And as it turns out, FICO says men are more likely to take their medications than women. Other information thrown into the formula include the rate of bankruptcies in a patient's region and purchase histories culled from the same databases retailers use to target households for catalogs.
FICO, which notes that the scores can't be used for insurance underwriting purposes, declined to say whether the score is being used by any clients yet. But the company has estimated that 2 million to 3 million Americans would be scored by this year, with that number set to rise to around 10 million by fall.
Asking a person how much he or she earns for a living is off-limits in most circles. But credit-card issuers and other companies can get a good idea of how much you make through an outside source.
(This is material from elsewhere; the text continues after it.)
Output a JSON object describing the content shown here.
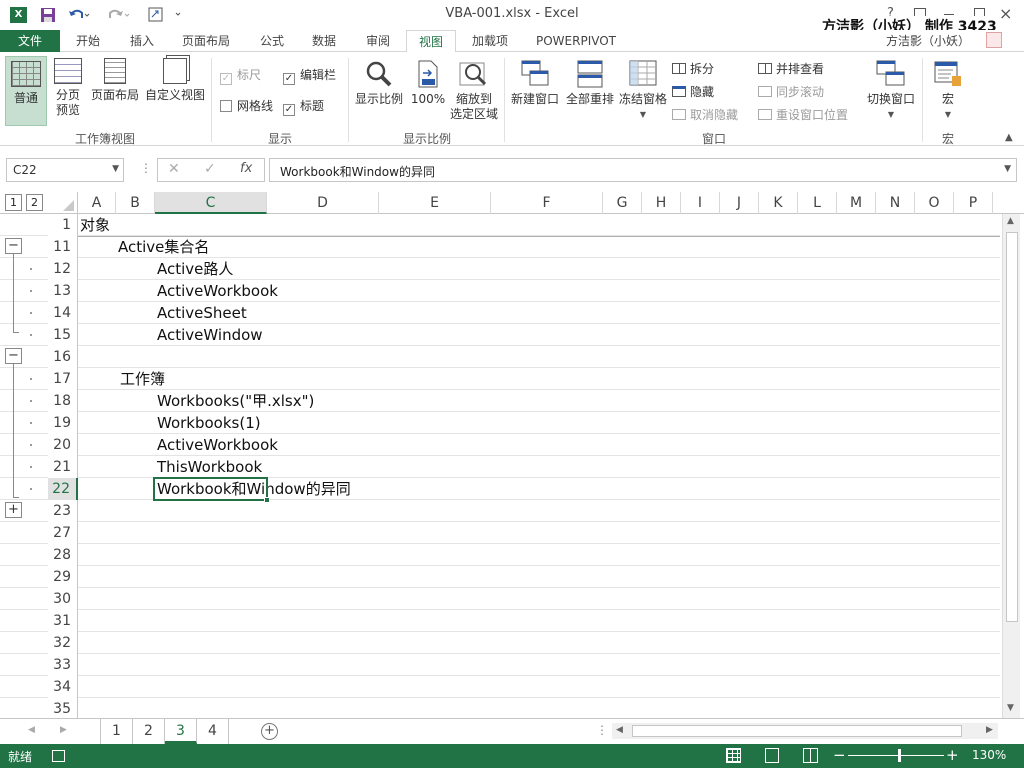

Experian, one of the three national credit reporting agencies, last March introduced a product that predicts an individual's annual wages rounded to the nearest thousand dollars. The Income Insight W2 is based on the borrower's credit report.
"The intuitive explanation is that if you can maintain a mortgage or credit-card payment at a certain level each month, you're earning a minimum amount," said Brannan Johnston, vice president of income and assets at Experian.
The W2 is a variation of an income forecaster the company rolled out in 2009, which predicted total household income, including investment income and spousal income. The singling out of the individual's wages was a response to new credit-card regulations that require card issuers to assess card applicants' ability to afford their credit lines.
Although credit-card issuers are the most common users of the Income Insight W2, Johnston notes that many other companies — including debt collectors — also use it to gauge how much individuals are earning.
The items you put in your shopping cart aren't free from scrutiny, either. FICO says it has helped a third of the 100 largest U.S. retailers target their marketing based on customer buying patterns.
FICO declined to detail its roster of retail clients. But the warehouse discount club Sam's Club says it worked with the company to develop its eValues program, introduced about two years ago, that offers premium members personalized discounts.
Sam's Club uses its vast database of member transactions to determine "propensity scores," which gauge the likelihood that a customer would act on a particular discount. The scores even factor in the best time to offer that discount. For example, a customer who just bought three boxes of bulk cereal wouldn't be offered a discount on the same items right away.
So far, the program seems to be working. The company says that premium membership — which costs $100 a year, compared with $40 a year for standard membership — has more than doubled since eValues was launched. Customers who redeem an eValue discount also make more than twice as many trips to the store and tend to buy far more items during each visit, according to the company.
Although the scores aren't available to members, the company notes that shoppers are clearly benefiting from them.
"It's kind of like the eHarmony of couponing — we find the very best offers for the customer," said Catherine Corley, vice president of member program development at the company.